Linguistic meanings meet linguistic form



Polysemy, Semantics, Pragmatics, Language, Duffley


In this paper I critically address some ideas presented in Patrick Duffley’s book Linguistic Meaning Meets Linguistic Form. Duffley adopts the semiological principle that linguistic signs have stable meanings. I argue that this principle leads Duffley to an artificial description of the meaning of the preposition for, in attempting to avoid the charge of polysemy. Another issue is that the principle is not consistently followed throughout the book, such as in Duffley’s analysis of the meaning of start, or in his acceptance of words with encyclopedic meanings. I also point out that the proposed meaning of start and the view that the meaning of some words is encyclopedic have problems of their own.


Não há dados estatísticos.

Biografia do Autor

Raquel Krempel, University of São Paulo

PhD in Philosophy from the University of São Paulo.


Duffley, P. (2020). Linguistic Meaning Meets Linguistic Form. Oxford: Oxford University Press.

Fodor, J. A. (1987). Psychosemantics: The problem of meaning in the philosophy of mind. Cambridge, Mass: MIT Press.

Fodor, J. A. (1998). Concepts: Where Cognitive Science Went Wrong. Oxford: Clarendon.

Portner, P. H. (2005). What Is Meaning? Oxford: Blackwell.

Riemer, N. (2010). Introducing Semantics.

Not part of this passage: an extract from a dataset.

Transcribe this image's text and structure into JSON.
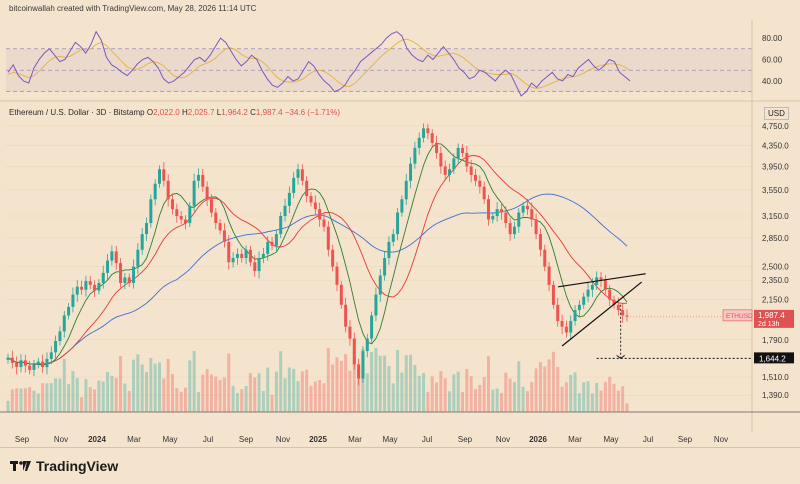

Cambridge: Cambridge University Press.

Vicente, A., & Falkum, I. (2017). “Polysemy”. Oxford Research Encyclopedia of Linguistics.




Como Citar

KREMPEL, R. Linguistic meanings meet linguistic form. Manuscrito: Revista Internacional de Filosofia, Campinas, SP, v. 45, n. 1, p. 28–42, 2022. Disponível em: Acesso em: 2 out. 2022.